§ **BRIEF**
Copy out every line of the material below, character for character, apart from the pictures.
*** EXTRACTED DATA ***
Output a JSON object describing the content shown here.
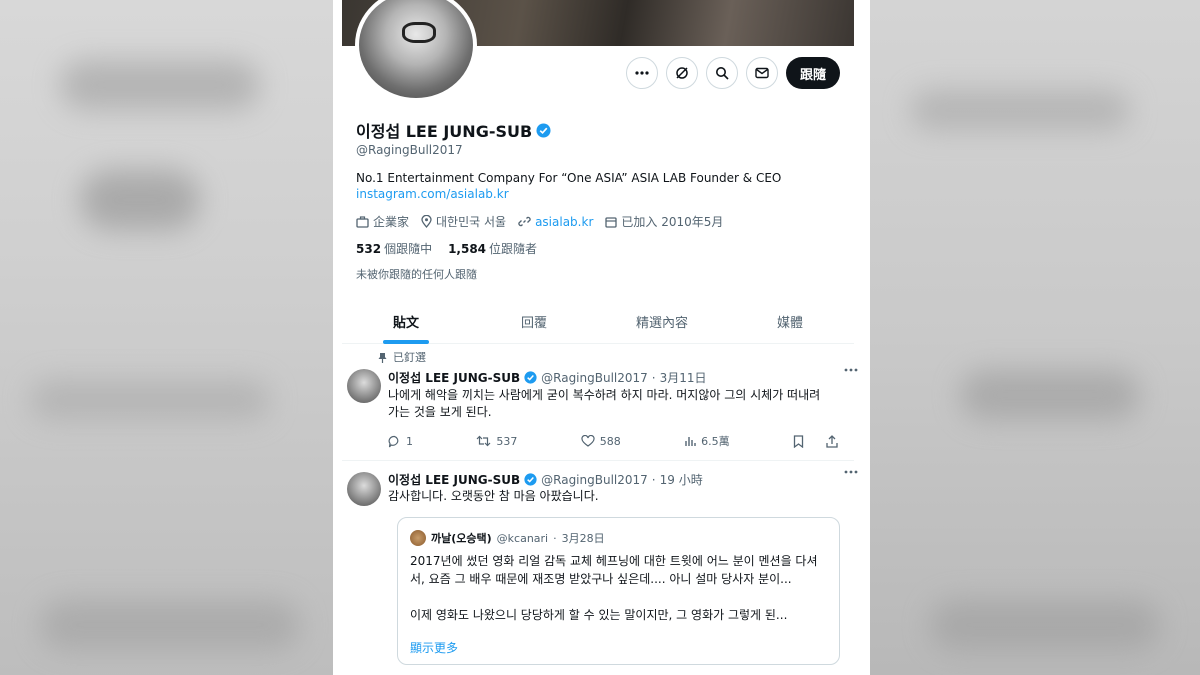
{
  "profile": {
    "display_name": "이정섭 LEE JUNG-SUB",
    "handle": "@RagingBull2017",
    "bio_line": "No.1 Entertainment Company For “One ASIA”  ASIA LAB Founder & CEO",
    "bio_link": "instagram.com/asialab.kr",
    "category": "企業家",
    "location": "대한민국 서울",
    "website": "asialab.kr",
    "joined": "已加入 2010年5月",
    "following_count": "532",
    "following_label": "個跟隨中",
    "followers_count": "1,584",
    "followers_label": "位跟隨者",
    "not_followed_note": "未被你跟隨的任何人跟隨",
    "follow_button": "跟隨"
  },
  "tabs": [
    "貼文",
    "回覆",
    "精選內容",
    "媒體"
  ],
  "tweets": [
    {
      "pinned_label": "已釘選",
      "name": "이정섭 LEE JUNG-SUB",
      "handle": "@RagingBull2017",
      "time": "3月11日",
      "text": "나에게 해악을 끼치는 사람에게 굳이 복수하려 하지 마라. 머지않아 그의 시체가 떠내려가는 것을 보게 된다.",
      "replies": "1",
      "retweets": "537",
      "likes": "588",
      "views": "6.5萬"
    },
    {
      "name": "이정섭 LEE JUNG-SUB",
      "handle": "@RagingBull2017",
      "time": "19 小時",
      "text": "감사합니다. 오랫동안 참 마음 아팠습니다.",
      "quote": {
        "name": "까날(오승택)",
        "handle": "@kcanari",
        "time": "3月28日",
        "text1": "2017년에 썼던 영화 리얼 감독 교체 헤프닝에 대한 트윗에 어느 분이 멘션을 다셔서, 요즘 그 배우 때문에 재조명 받았구나 싶은데.... 아니 설마 당사자 분이...",
        "text2": "이제 영화도 나왔으니 당당하게 할 수 있는 말이지만, 그 영화가 그렇게 된...",
        "show_more": "顯示更多"
      }
    }
  ],
  "colors": {
    "accent": "#1d9bf0",
    "text": "#0f1419",
    "muted": "#536471"
  },
  "icons": [
    "more-icon",
    "grok-icon",
    "search-icon",
    "mail-icon",
    "verified-icon",
    "briefcase-icon",
    "location-icon",
    "link-icon",
    "calendar-icon",
    "pin-icon",
    "reply-icon",
    "retweet-icon",
    "like-icon",
    "views-icon",
    "bookmark-icon",
    "share-icon"
  ]
}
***
§ **EXERCISE OUTPUT**
Output a JSON object describing the content shown here.
{
  "profile": {
    "display_name": "이정섭 LEE JUNG-SUB",
    "handle": "@RagingBull2017",
    "bio_line": "No.1 Entertainment Company For “One ASIA”  ASIA LAB Founder & CEO",
    "bio_link": "instagram.com/asialab.kr",
    "category": "企業家",
    "location": "대한민국 서울",
    "website": "asialab.kr",
    "joined": "已加入 2010年5月",
    "following_count": "532",
    "following_label": "個跟隨中",
    "followers_count": "1,584",
    "followers_label": "位跟隨者",
    "not_followed_note": "未被你跟隨的任何人跟隨",
    "follow_button": "跟隨"
  },
  "tabs": [
    "貼文",
    "回覆",
    "精選內容",
    "媒體"
  ],
  "tweets": [
    {
      "pinned_label": "已釘選",
      "name": "이정섭 LEE JUNG-SUB",
      "handle": "@RagingBull2017",
      "time": "3月11日",
      "text": "나에게 해악을 끼치는 사람에게 굳이 복수하려 하지 마라. 머지않아 그의 시체가 떠내려가는 것을 보게 된다.",
      "replies": "1",
      "retweets": "537",
      "likes": "588",
      "views": "6.5萬"
    },
    {
      "name": "이정섭 LEE JUNG-SUB",
      "handle": "@RagingBull2017",
      "time": "19 小時",
      "text": "감사합니다. 오랫동안 참 마음 아팠습니다.",
      "quote": {
        "name": "까날(오승택)",
        "handle": "@kcanari",
        "time": "3月28日",
        "text1": "2017년에 썼던 영화 리얼 감독 교체 헤프닝에 대한 트윗에 어느 분이 멘션을 다셔서, 요즘 그 배우 때문에 재조명 받았구나 싶은데.... 아니 설마 당사자 분이...",
        "text2": "이제 영화도 나왔으니 당당하게 할 수 있는 말이지만, 그 영화가 그렇게 된...",
        "show_more": "顯示更多"
      }
    }
  ],
  "colors": {
    "accent": "#1d9bf0",
    "text": "#0f1419",
    "muted": "#536471"
  },
  "icons": [
    "more-icon",
    "grok-icon",
    "search-icon",
    "mail-icon",
    "verified-icon",
    "briefcase-icon",
    "location-icon",
    "link-icon",
    "calendar-icon",
    "pin-icon",
    "reply-icon",
    "retweet-icon",
    "like-icon",
    "views-icon",
    "bookmark-icon",
    "share-icon"
  ]
}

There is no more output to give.